Zaltys is a deeply insular society who doesn't like to interact with other species. This understandably upsets Perrualt, played by Sean Barrett, so he orchestrates the mass suspension of his people just so that he can become a vampire?! This seems more than a trifle excessive and it turns what could have been a really interesting character into nothing more than a raving maniac.
The only character who is remotely interesting here is Gevaudan, played by Philip Franks, a telepathic Vulpine who mourns the lost of his mate and pack. I was glad to hear that his mate was actually another male, something like this to be included in a story supposed to be set in the 1980s run is quite a bold move and it is even more pleasing how each character just takes this part of him in their stride. His relationship with Nyssa is equally as compelling as it explores the latent telepathy side of her nature.
Poor Tegan gets side-lined for the entire adventure, spending most of the story running around the vampire's ship trying to get away from her hunters. Even the Doctor remains oddly passive here and when he can't come up with a solution, it falls to one of the guest characters to sort everything out!
What really is a pity is the script because the actual production is top-notch. Barnaby Edwards remains one of the strongest directors in Big Finish's arsenal and there is a particularly strong guest cast assembled here. The sound design from Steve Foxton is splendid also.

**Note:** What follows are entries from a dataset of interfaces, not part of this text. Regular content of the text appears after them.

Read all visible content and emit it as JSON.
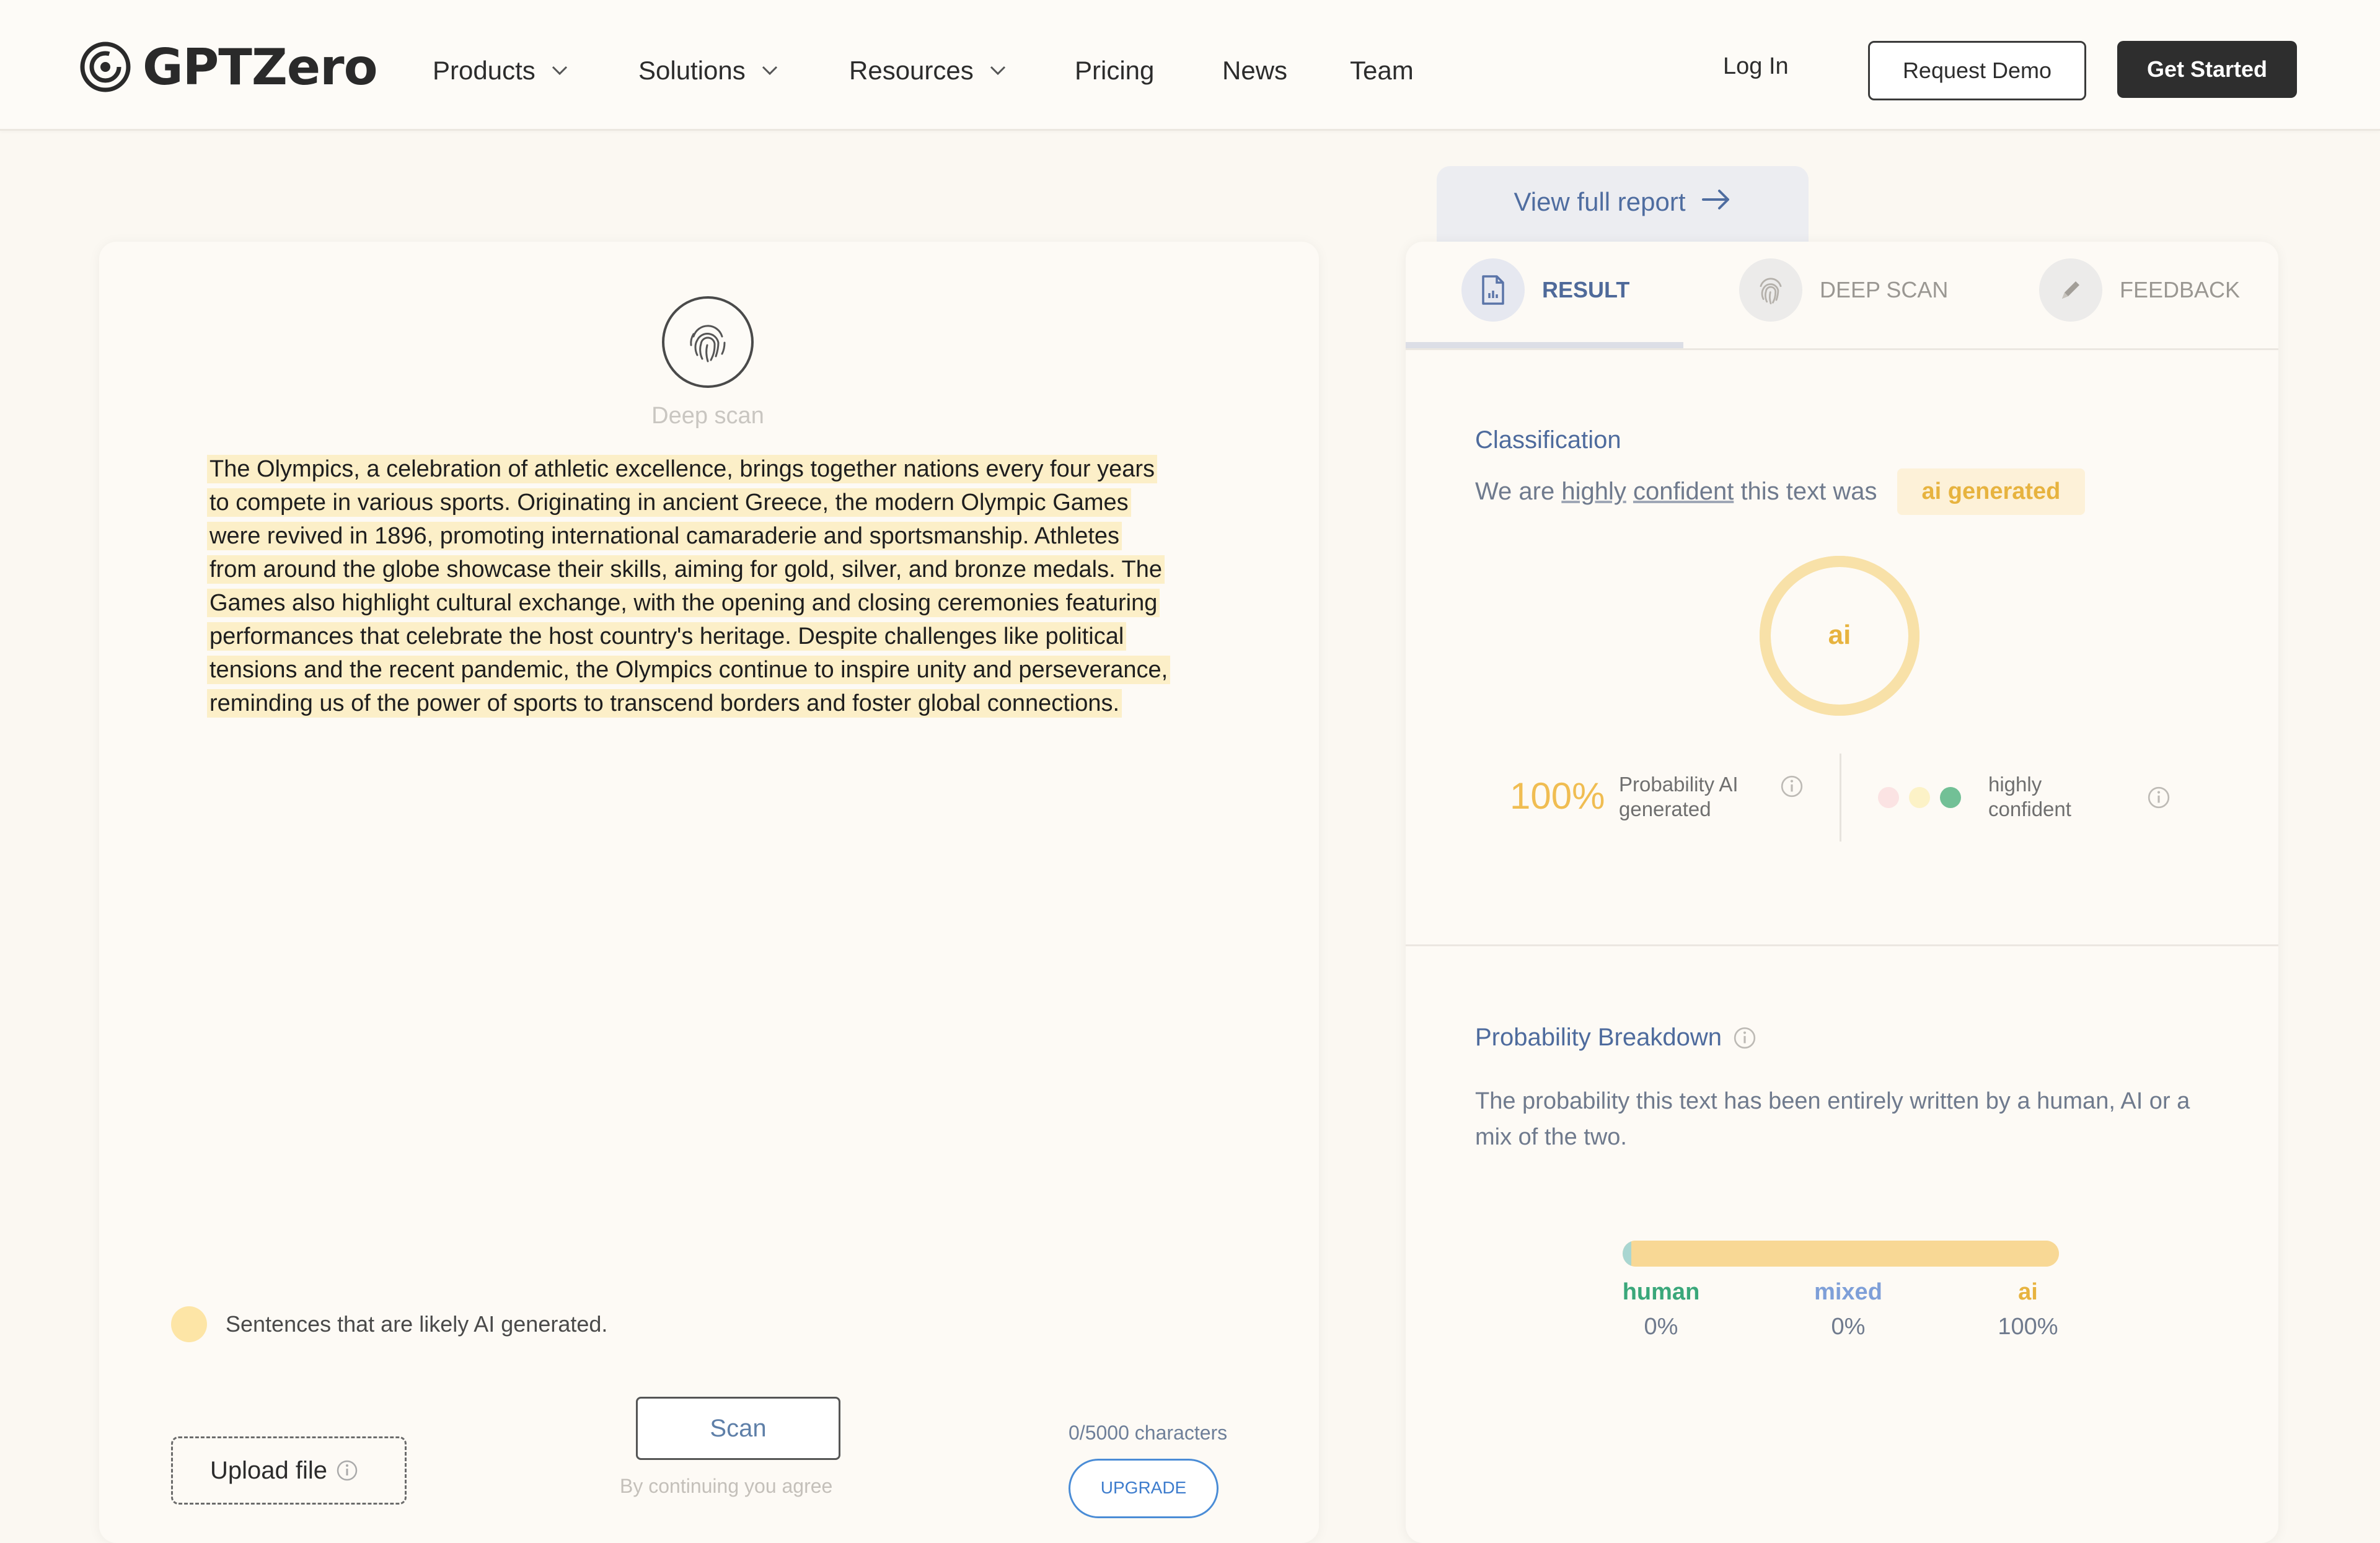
{
  "header": {
    "logo_text": "GPTZero",
    "nav": [
      {
        "label": "Products",
        "dropdown": true
      },
      {
        "label": "Solutions",
        "dropdown": true
      },
      {
        "label": "Resources",
        "dropdown": true
      },
      {
        "label": "Pricing",
        "dropdown": false
      },
      {
        "label": "News",
        "dropdown": false
      },
      {
        "label": "Team",
        "dropdown": false
      }
    ],
    "login_label": "Log In",
    "demo_label": "Request Demo",
    "start_label": "Get Started"
  },
  "editor": {
    "deep_scan_label": "Deep scan",
    "essay_lines": [
      "The Olympics, a celebration of athletic excellence, brings together nations every four years",
      "to compete in various sports. Originating in ancient Greece, the modern Olympic Games",
      "were revived in 1896, promoting international camaraderie and sportsmanship. Athletes",
      "from around the globe showcase their skills, aiming for gold, silver, and bronze medals. The",
      "Games also highlight cultural exchange, with the opening and closing ceremonies featuring",
      "performances that celebrate the host country's heritage. Despite challenges like political",
      "tensions and the recent pandemic, the Olympics continue to inspire unity and perseverance,",
      "reminding us of the power of sports to transcend borders and foster global connections."
    ],
    "legend_text": "Sentences that are likely AI generated.",
    "upload_label": "Upload file",
    "scan_label": "Scan",
    "agree_text": "By continuing you agree",
    "char_count": "0/5000 characters",
    "upgrade_label": "UPGRADE"
  },
  "results": {
    "view_report_label": "View full report",
    "tabs": [
      {
        "label": "RESULT",
        "icon": "document-chart-icon",
        "active": true
      },
      {
        "label": "DEEP SCAN",
        "icon": "fingerprint-icon",
        "active": false
      },
      {
        "label": "FEEDBACK",
        "icon": "pencil-icon",
        "active": false
      }
    ],
    "classification_title": "Classification",
    "class_prefix": "We are",
    "class_word1": "highly",
    "class_word2": "confident",
    "class_mid": "this text was",
    "class_badge": "ai generated",
    "ring_label": "ai",
    "ai_probability": "100%",
    "ai_probability_value": 1.0,
    "probability_label_l1": "Probability AI",
    "probability_label_l2": "generated",
    "confidence_label_l1": "highly",
    "confidence_label_l2": "confident",
    "confidence_colors": [
      "#fbe3e3",
      "#fcf2c7",
      "#72c096"
    ],
    "breakdown_title": "Probability Breakdown",
    "breakdown_desc": "The probability this text has been entirely written by a human, AI or a mix of the two.",
    "breakdown": [
      {
        "label": "human",
        "value": "0%",
        "fraction": 0.0,
        "color": "#3aa77a"
      },
      {
        "label": "mixed",
        "value": "0%",
        "fraction": 0.0,
        "color": "#7e9fd8"
      },
      {
        "label": "ai",
        "value": "100%",
        "fraction": 1.0,
        "color": "#e7b33f"
      }
    ]
  },
  "colors": {
    "accent_ai": "#e7b33f",
    "highlight": "#fcefc8",
    "primary_blue": "#4f6da0"
  }
}
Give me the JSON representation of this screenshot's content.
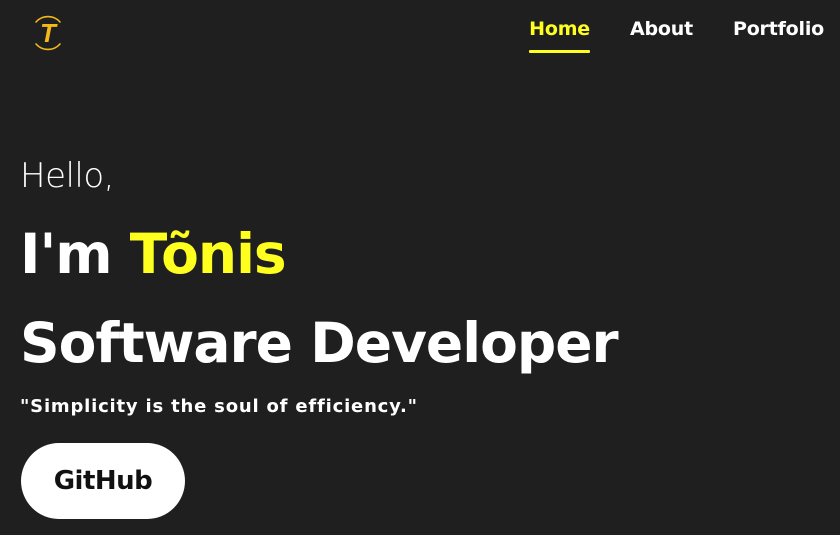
{
  "header": {
    "logo_letter": "T",
    "logo_icon": "t-letter-logo",
    "nav": [
      {
        "label": "Home",
        "active": true
      },
      {
        "label": "About",
        "active": false
      },
      {
        "label": "Portfolio",
        "active": false
      }
    ]
  },
  "hero": {
    "greeting": "Hello,",
    "intro_prefix": "I'm ",
    "name": "Tõnis",
    "role": "Software Developer",
    "quote": "\"Simplicity is the soul of efficiency.\"",
    "cta_label": "GitHub"
  },
  "colors": {
    "background": "#1f1f1f",
    "accent": "#ffff1f",
    "logo_gold": "#f5b81b",
    "text": "#ffffff",
    "button_bg": "#ffffff",
    "button_text": "#111111"
  }
}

It is a shame then that for a story spanning planets and featuring a universal threat, that it spends most of its time plodding along with no sense of real urgency or a coherent script. Not only is the story about nothing in particular it doesn't seem to want to be about anything in particular. It is just a lot of loose puzzle pieces, around which some uneventful stuff happens until it is time for the story to end. It is not very often that I really criticize any plays put out by Big Finish for giving us stories that seem pointless but Zaltys is a big offender...